OpenStreetMap and CycleStreets: collaborative map-making and cartography in the age of the internet
Research Seminar, Thursday 24th February 2011, 12.30pm - Martin Lucas-Smith, University of Cambridge
Abstract: The arrival of web-based mapping from Google and others has revolutionised, in the space of only five years, the way many people interact with maps and map data. And the success of projects such as Wikipedia highlight how collation of small amounts of information from large numbers of people - an approach called 'crowdsourcing' - can challenge traditional models of data collection and ownership. Bringing these concepts together is OpenStreetMap, a collaborative project to create a free editable map of the world. Well-established enterprises such as the Ordnance Survey are coming under increased pressure from this new model, and large companies such as MapQuest and Microsoft are starting to use and invest in it. Martin Lucas-Smith, Webmaster in the Department, and one of two main developers of the leading UK-wide cycle journey planner website, CycleStreets, will discuss OpenStreetMap, its use within a wide range of systems (from cartography, routing, and even its central role helping deal with the Haiti disaster) and discuss the challenges it poses to traditional forms of cartography and data collection.
- OpenStreetMap website
- Map features - (fairly) established data norms
- Live OpenStreetMap editing demo - (may take 10 seconds to load)
- Live online automated cartography demo - zoom right in, then click 'Edit Map Style'. Then click on a starting style, and click 'Clone Style' in the bottom-right. You can change the styles using the floating box on the right. Make changes, then click on 'Refresh the map with your changes' at the bottom.
- CycleStreets cycle journey planner (centred on Cambridge)
OpenStreetMap 2008: A Year of Edits (short animation)
Evolution of European OpenStreetMap coverage
- Haklay, M. and Weber, P., 2008, OpenStreetMap: User-Generated Street Maps, IEEE Pervasive Computing, October-December 2008, pp. 12-18
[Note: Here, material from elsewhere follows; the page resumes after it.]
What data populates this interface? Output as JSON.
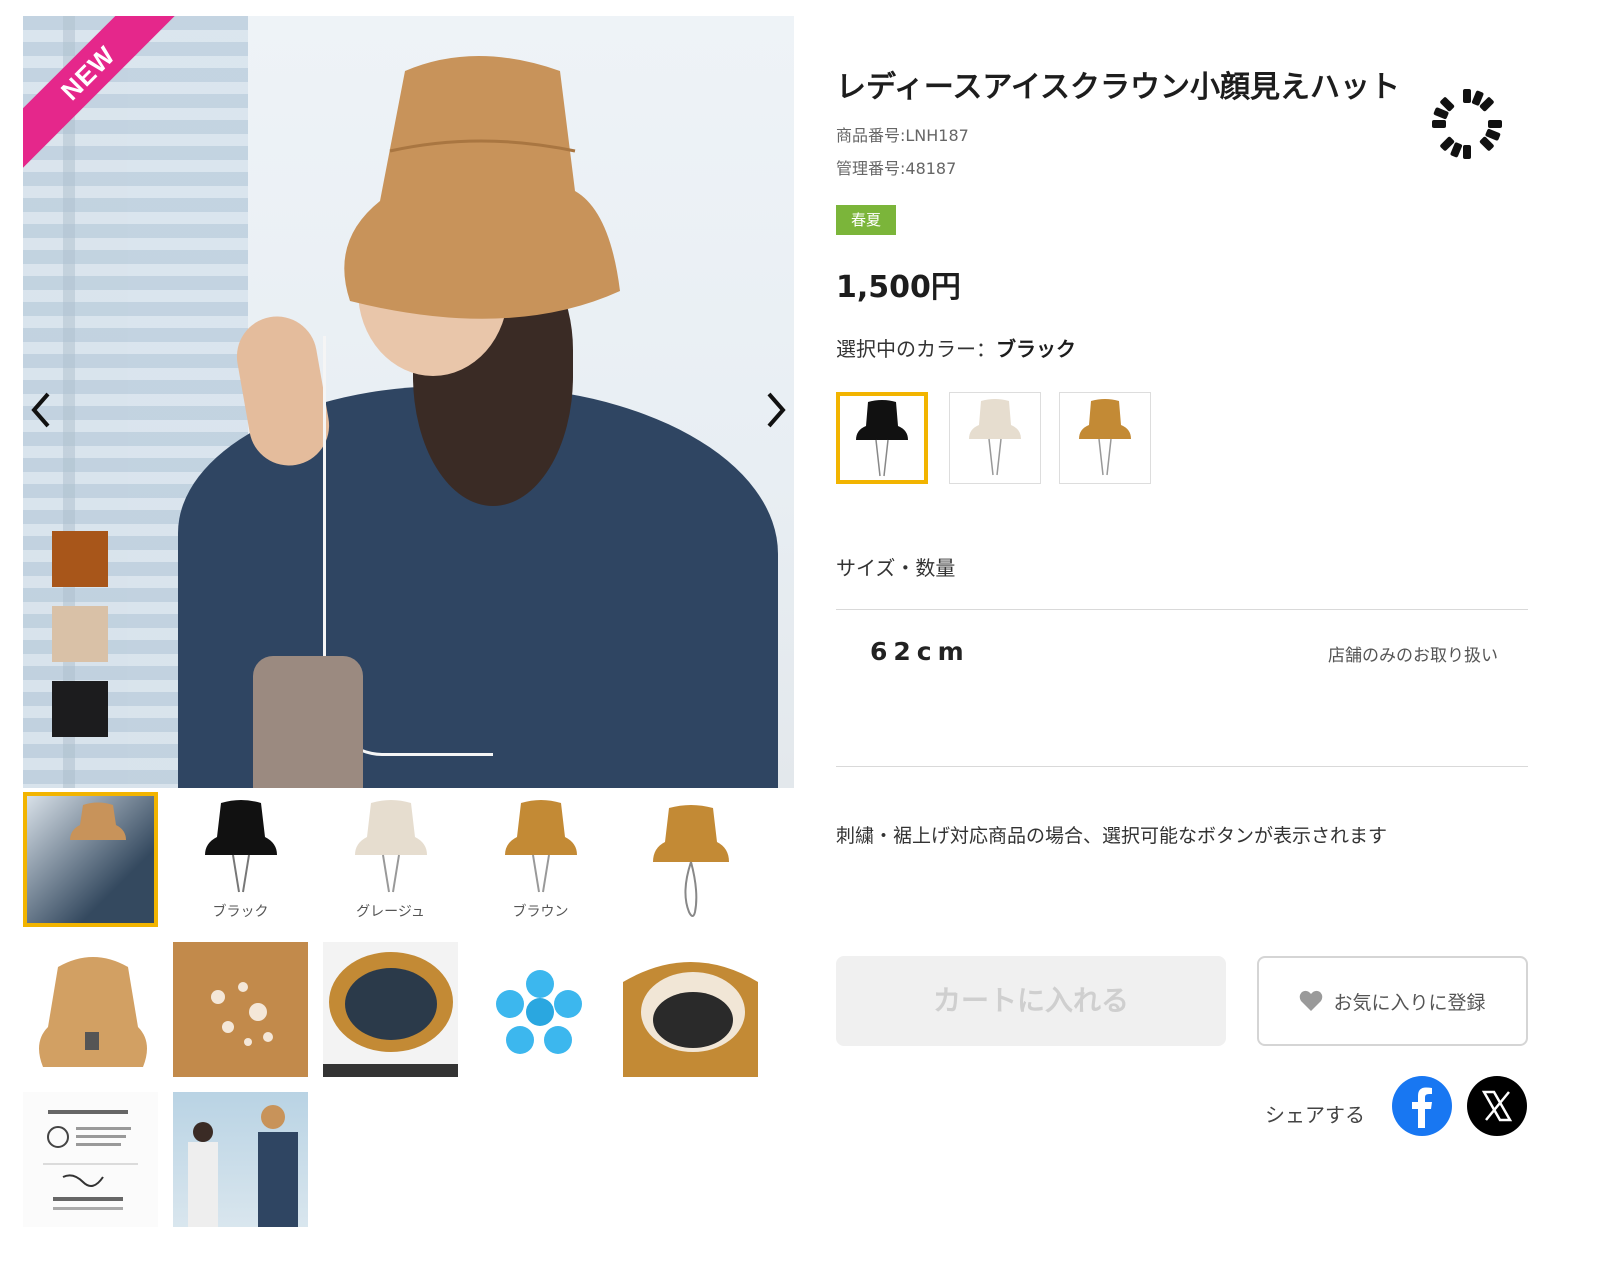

- OpenStreetMap Response to Haiti earthquake - interesting presentation
- The US TIGER data import - imports and community damage